In aim 2, we will test our hypothesis that a specific network of miRs contributes to the responsiveness and / or resistance of breast cancer to anti-endocrine therapy. Specific miR network defined from the first two aims will be validated in clinical samples in aim 3. The training and mentoring program proposed under the guidance Drs. Thorburn and Elias will provide the applicant with an in depth expertise in the biology of small RNAs and breast cancer. University of Colorado provides an outstanding academic environment that combines expertise in breast cancer biology, RNA and bioinformatics. Data from these studies is hoped to contribute to a better understanding of the role of small RNAs in hormone responsiveness and resistance of breast cancer and ultimately to novel diagnostics and therapeutics.
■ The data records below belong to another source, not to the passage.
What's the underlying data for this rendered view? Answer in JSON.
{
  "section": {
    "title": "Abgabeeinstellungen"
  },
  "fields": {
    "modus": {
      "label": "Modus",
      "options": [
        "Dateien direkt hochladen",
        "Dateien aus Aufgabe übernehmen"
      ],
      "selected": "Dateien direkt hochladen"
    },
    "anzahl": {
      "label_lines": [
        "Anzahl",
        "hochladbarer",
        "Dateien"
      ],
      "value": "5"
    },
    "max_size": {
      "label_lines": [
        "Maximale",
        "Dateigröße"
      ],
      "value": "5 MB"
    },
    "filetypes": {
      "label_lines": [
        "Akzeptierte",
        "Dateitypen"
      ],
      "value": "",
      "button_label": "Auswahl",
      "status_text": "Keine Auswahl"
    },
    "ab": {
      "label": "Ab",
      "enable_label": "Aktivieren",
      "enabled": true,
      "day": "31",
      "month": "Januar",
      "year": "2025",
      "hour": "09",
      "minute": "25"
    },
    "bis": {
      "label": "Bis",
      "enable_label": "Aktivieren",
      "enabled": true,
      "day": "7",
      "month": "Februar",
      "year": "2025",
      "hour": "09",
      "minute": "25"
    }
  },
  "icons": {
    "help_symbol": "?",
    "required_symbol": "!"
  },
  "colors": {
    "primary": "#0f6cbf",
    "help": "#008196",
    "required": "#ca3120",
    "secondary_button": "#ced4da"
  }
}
Public Health Relevance

Resistance to anti-endocrine therapies in breast cancer remains a major clinical problem. This proposal seeks to define the regulatory role of small ribonucleic acids (micro RNAs) in the development of anti-endocrine resistance, with the goal of improving diagnostics and ultimately our therapies.

Agency
National Institute of Health (NIH)
Institute
National Cancer Institute (NCI)
Type
Clinical Investigator Award (CIA) (K08)
Project #
5K08CA164048-03
Application #
8699710
Study Section
Subcommittee G - Education (NCI)
Program Officer
Lim, Susan E
Project Start
2012-08-01
Project End
2017-07-31
Budget Start
2014-08-01
Budget End
2015-07-31
Support Year
3
Fiscal Year
2014
Total Cost
$171,720
Indirect Cost
$12,720
Name
University of Colorado Denver
Department
Internal Medicine/Medicine
Type
Schools of Medicine
DUNS #
041096314
City
Aurora
State
CO
Country
United States
Zip Code
80045
Gillen, Austin E; Yamamoto, Tomomi M; Kline, Enos et al. (2016) Improvements to the HITS-CLIP protocol eliminate widespread mispriming artifacts. BMC Genomics 17:338
Jasem, Jagar; Amini, Arya; Rabinovitch, Rachel et al. (2016) 21-Gene Recurrence Score Assay As a Predictor of Adjuvant Chemotherapy Administration for Early-Stage Breast Cancer: An Analysis of Use, Therapeutic Implications, and Disparity Profile. J Clin Oncol 34:1995-2002
Sartorius, C A; Hanna, C T; Gril, B et al. (2016) Estrogen promotes the brain metastatic colonization of triple negative breast cancer cells via an astrocyte-mediated paracrine mechanism. Oncogene 35:2881-92
Tentler, John J; Ionkina, Anastasia A; Tan, Aik Choon et al. (2015) p53 Family Members Regulate Phenotypic Response to Aurora Kinase A Inhibition in Triple-Negative Breast Cancer. Mol Cancer Ther 14:1117-29
Finlay-Schultz, J; Cittelly, D M; Hendricks, P et al. (2015) Progesterone downregulation of miR-141 contributes to expansion of stem-like breast cancer cells through maintenance of progesterone receptor and Stat5a. Oncogene 34:3676-87
Towers, Christina G; Guarnieri, Anna L; Micalizzi, Doug S et al. (2015) The Six1 oncoprotein downregulates p53 via concomitant regulation of RPL26 and microRNA-27a-3p. Nat Commun 6:10077
Carlson, Julie A; Nooruddin, Zohra; Rusthoven, Chad et al. (2014) Trastuzumab emtansine and stereotactic radiosurgery: an unexpected increase in clinically significant brain edema. Neuro Oncol 16:1006-9
Pillai, Manoj M; Gillen, Austin E; Yamamoto, Tomomi M et al. (2014) HITS-CLIP reveals key regulators of nuclear receptor signaling in breast cancer. Breast Cancer Res Treat 146:85-97
Reid, Brian G; Jerjian, Taleen; Patel, Purvi et al. (2014) Live multicellular tumor spheroid models for high-content imaging and screening in cancer drug discovery. Curr Chem Genom Transl Med 8:27-35
Balakrishnan, Ilango; Yang, Xiaodong; Brown, Joseph et al. (2014) Genome-wide analysis of miRNA-mRNA interactions in marrow stromal cells. Stem Cells 32:662-73

Showing the most recent 10 out of 12 publications